##  [5] "adenocarcinoma_lung_NSC"                     "ductal_carcinoma_breast"                    
##  [7] "ductal_carcinoma_pancreas"                   "squamous_cell_carcinoma_esophagus"          
##  [9] "squamous_cell_carcinoma_upper_aerodigestive" "squamous_cell_carcinoma_lung_NSC"

Show each group is represented by vector of row indices in \(X, Y\)

# Row indices of samples in X, Y from adenocarcinoma, lung NSC
##  [1]  87  89  95 101 103 104 105 106 112 113 117 118 119 121 123 124 125 126 127 132 133 136 139 140 144 146 148 149 150 151
## [31] 158 159 163

3. Bipartite Graph-based Hierarchical Clustering

3.1 Using \(\texttt{hierBipartite}\)

The bipartite graph-based hierarchical clustering method is applied using the hierBipartite() main function, which takes two data matrices X and Y as input and a groups list indicating how samples are grouped. The link parameter determines the link function to use for hierarchical clustering, which can be one of “ward.D”, “ward.D2”, “single”, “complete”, “average”, “mcquitty”, “median”, or “centroid”. If applying the optional procedures described in the Introduction:

Although the subsampling procedures and the permutation tests are computationally intensive, each subsample step or permutation test is independent of each other. Thus, we can parallelize these steps using the parallel package, by toggling parallel = TRUE.

Now we apply hierBipartite() method on the test data with the permutation test, but without performing the subsampling procedure to save runtime. This process could take 1 - 2 hours (for 260 cell lines, 1,000 genes, 133 drugs, and 10 groups).

3.2 Examining Results

The hierBipartite() method outputs a list containing

To view the resulting dendrogram

plot of chunk dendrogram_uncolored

We now illustrate how to answer some common questions about the results after the method is finished.

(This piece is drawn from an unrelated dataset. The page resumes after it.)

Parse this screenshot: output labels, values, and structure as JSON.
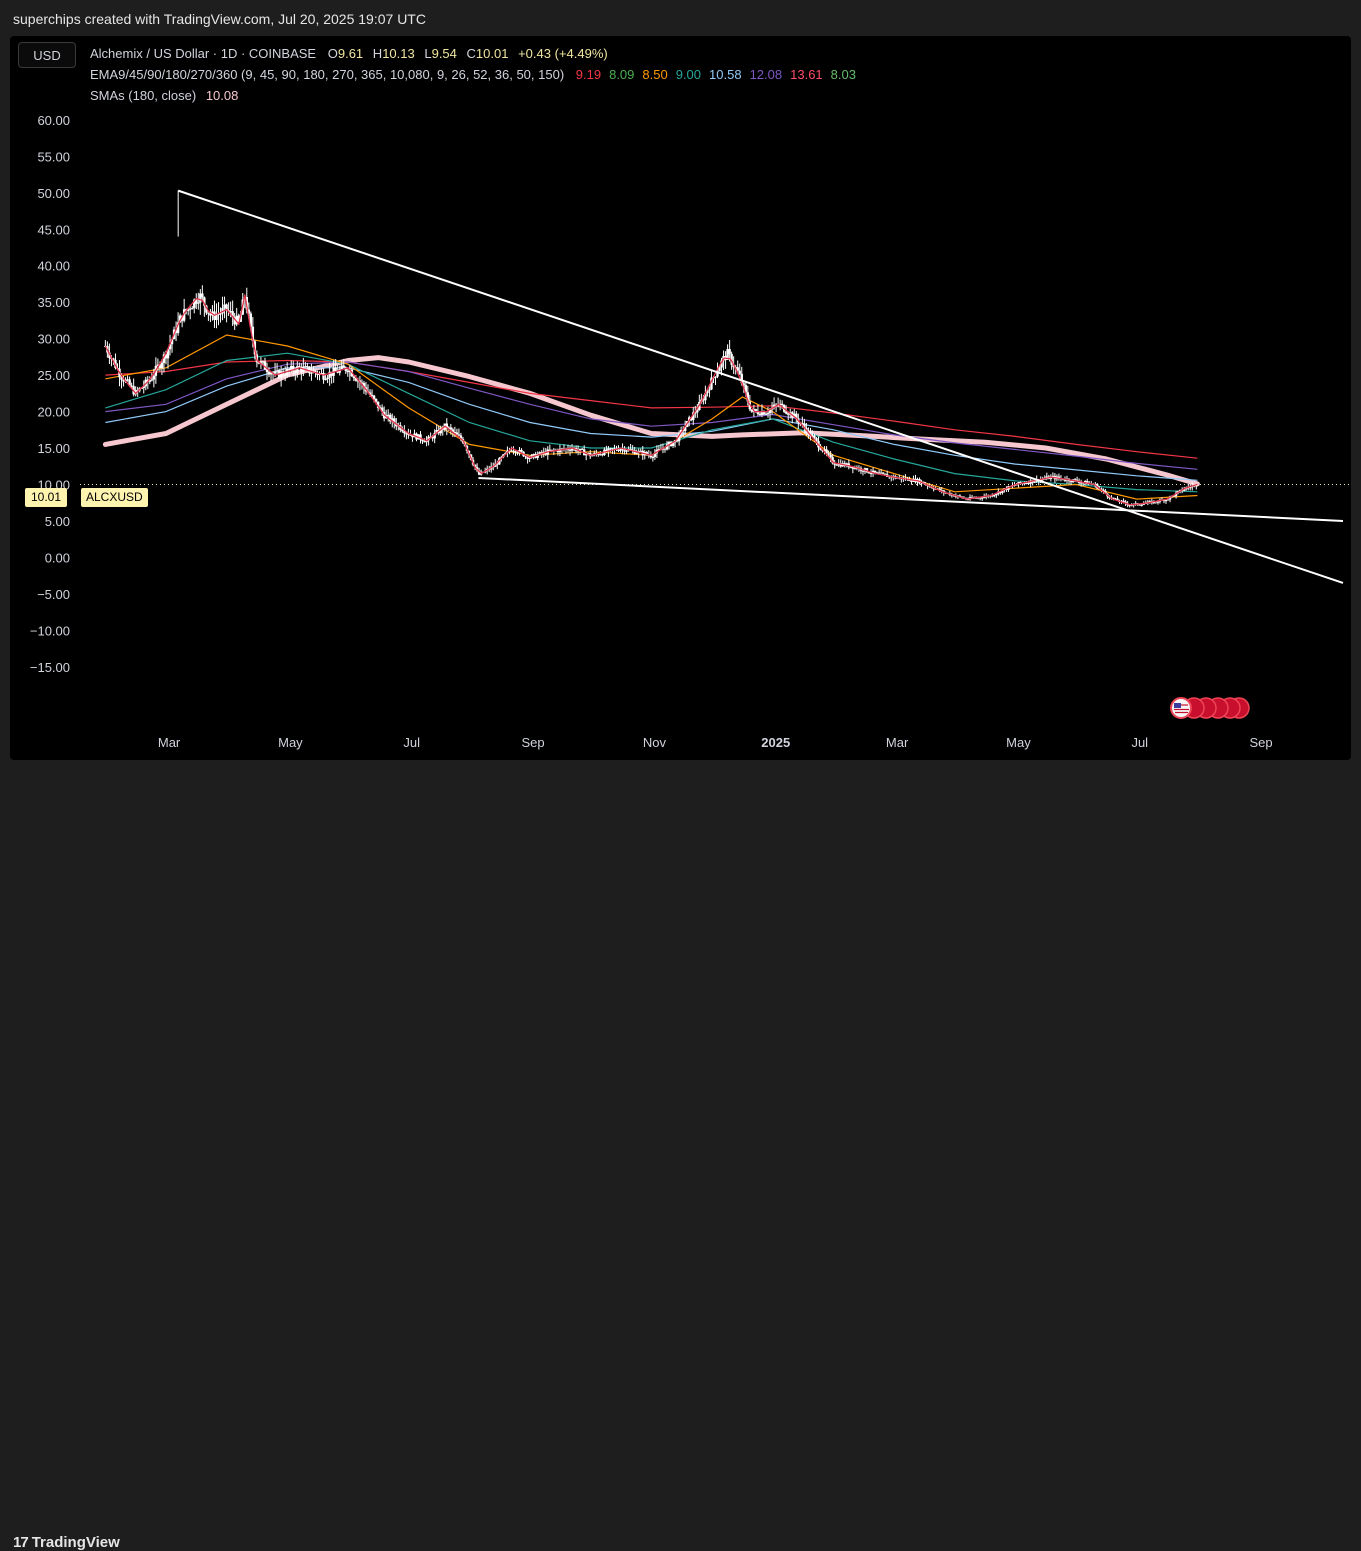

To get the groups in the third merge and corresponding p-value:

## [1] "ductal_carcinoma_pancreas"        "squamous_cell_carcinoma_lung_NSC"
## [1] 0

Suppose we are interested in selecting the expression and drug sensitivity data from cell lines in the third merge for downstream analysis.

Get SCCA coefficients using \(\texttt{SCCA()}\) for genes and drugs from cell lines in cluster 3. These coefficients can be used to rank genes and drugs in terms of association with each other.

## Computng Component number  1

plot of chunk SCCA_coefficients

Color branches of dendrogram corresponding to merges with p-value less than or equal to threshold of 0.10.

plot of chunk dendrogram_colored

Finally, the custom function getSignificantMergedGroups() selects only clusters with a merge p-value at or below a threshold.

## $`1`
## [1] 0
## $`2`
## [1] 0
## $`3`
## [1] 0
## $`4`
## [1] 0.03

Here, each cluster of the list is named after the merge order.


Barretina, Jordi, Giordano Caponigro, Nicolas Stransky, Kavitha Venkatesan, Adam A Margolin, Sungjoon Kim, Christopher J Wilson, et al. 2012. “The Cancer Cell Line Encyclopedia Enables Predictive Modelling of Anticancer Drug Sensitivity.” Nature 483 (7391). Nature Publishing Group: 603–7.

Seashore-Ludlow, Brinton, Matthew G Rees, Jaime H Cheah, Murat Cokol, Edmund V Price, Matthew E Coletti, Victor Jones, et al. 2015. “Harnessing Connectivity in a Large-Scale Small-Molecule Sensitivity Dataset.” Cancer Discovery 5 (11). AACR: 1210–23.

  1. \(TPM\) stands for transcripts per million, a normalized unit of transcript expression.